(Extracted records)
━━━━━━━━━━━━━━━━
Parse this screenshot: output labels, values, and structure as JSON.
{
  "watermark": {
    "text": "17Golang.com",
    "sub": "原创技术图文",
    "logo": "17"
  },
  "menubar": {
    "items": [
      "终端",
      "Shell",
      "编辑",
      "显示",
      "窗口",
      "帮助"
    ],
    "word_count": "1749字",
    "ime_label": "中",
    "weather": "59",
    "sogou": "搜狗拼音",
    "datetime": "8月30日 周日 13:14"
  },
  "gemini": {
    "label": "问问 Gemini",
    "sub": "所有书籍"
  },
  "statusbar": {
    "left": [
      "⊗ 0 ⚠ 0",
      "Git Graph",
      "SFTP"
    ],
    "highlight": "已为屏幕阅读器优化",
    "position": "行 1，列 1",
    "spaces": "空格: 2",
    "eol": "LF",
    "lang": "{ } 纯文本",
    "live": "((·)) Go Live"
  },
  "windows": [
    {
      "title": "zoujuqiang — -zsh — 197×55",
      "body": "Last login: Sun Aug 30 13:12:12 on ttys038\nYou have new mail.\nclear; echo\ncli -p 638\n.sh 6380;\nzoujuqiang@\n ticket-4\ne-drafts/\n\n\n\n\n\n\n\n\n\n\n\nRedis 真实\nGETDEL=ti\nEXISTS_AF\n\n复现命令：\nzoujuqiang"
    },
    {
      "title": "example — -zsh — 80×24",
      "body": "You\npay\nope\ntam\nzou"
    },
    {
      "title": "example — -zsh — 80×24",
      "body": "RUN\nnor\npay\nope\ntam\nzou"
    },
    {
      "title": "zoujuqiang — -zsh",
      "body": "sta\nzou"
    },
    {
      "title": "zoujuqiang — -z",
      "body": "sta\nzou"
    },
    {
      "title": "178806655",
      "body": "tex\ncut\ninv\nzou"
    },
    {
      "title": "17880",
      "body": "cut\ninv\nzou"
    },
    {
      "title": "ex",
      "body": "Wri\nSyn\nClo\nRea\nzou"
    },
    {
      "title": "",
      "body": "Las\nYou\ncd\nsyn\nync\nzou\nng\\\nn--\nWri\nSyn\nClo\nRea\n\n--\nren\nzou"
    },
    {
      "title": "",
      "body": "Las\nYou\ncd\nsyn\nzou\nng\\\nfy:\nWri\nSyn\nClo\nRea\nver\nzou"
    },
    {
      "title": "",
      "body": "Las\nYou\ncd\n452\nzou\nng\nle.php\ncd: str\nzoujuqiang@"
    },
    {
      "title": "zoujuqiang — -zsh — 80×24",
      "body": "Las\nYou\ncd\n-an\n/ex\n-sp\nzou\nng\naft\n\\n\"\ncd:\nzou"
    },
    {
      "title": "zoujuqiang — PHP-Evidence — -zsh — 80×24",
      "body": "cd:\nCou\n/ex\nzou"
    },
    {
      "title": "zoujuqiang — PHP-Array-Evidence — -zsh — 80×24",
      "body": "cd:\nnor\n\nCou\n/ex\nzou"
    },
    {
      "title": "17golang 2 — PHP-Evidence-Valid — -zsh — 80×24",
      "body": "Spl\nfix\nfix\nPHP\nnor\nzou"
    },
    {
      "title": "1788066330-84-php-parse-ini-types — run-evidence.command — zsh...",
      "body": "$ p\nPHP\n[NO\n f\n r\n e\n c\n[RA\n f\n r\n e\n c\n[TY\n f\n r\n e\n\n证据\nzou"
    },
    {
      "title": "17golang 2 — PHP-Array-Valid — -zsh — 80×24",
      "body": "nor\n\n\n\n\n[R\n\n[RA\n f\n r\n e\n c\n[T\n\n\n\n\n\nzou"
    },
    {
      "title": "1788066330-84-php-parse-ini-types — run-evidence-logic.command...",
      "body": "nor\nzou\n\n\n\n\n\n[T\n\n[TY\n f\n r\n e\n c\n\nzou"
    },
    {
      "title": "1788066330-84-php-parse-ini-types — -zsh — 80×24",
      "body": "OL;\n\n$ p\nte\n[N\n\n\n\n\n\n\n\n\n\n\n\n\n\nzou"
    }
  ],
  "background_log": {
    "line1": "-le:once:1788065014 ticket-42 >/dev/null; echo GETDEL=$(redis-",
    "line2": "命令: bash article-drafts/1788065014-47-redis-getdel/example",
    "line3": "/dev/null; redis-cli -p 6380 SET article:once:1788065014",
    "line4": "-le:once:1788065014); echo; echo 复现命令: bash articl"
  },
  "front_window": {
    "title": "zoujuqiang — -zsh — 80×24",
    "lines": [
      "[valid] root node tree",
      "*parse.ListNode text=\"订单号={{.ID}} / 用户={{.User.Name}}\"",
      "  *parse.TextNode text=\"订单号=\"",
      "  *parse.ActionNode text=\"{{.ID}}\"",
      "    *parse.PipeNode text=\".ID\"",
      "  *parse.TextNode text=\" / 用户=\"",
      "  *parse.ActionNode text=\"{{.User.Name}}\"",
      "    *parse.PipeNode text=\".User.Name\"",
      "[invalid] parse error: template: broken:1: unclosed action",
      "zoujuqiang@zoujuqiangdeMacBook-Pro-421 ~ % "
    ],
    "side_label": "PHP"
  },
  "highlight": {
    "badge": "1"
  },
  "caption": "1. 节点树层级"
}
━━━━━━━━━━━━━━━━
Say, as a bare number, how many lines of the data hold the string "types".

## Solution to the exercise
3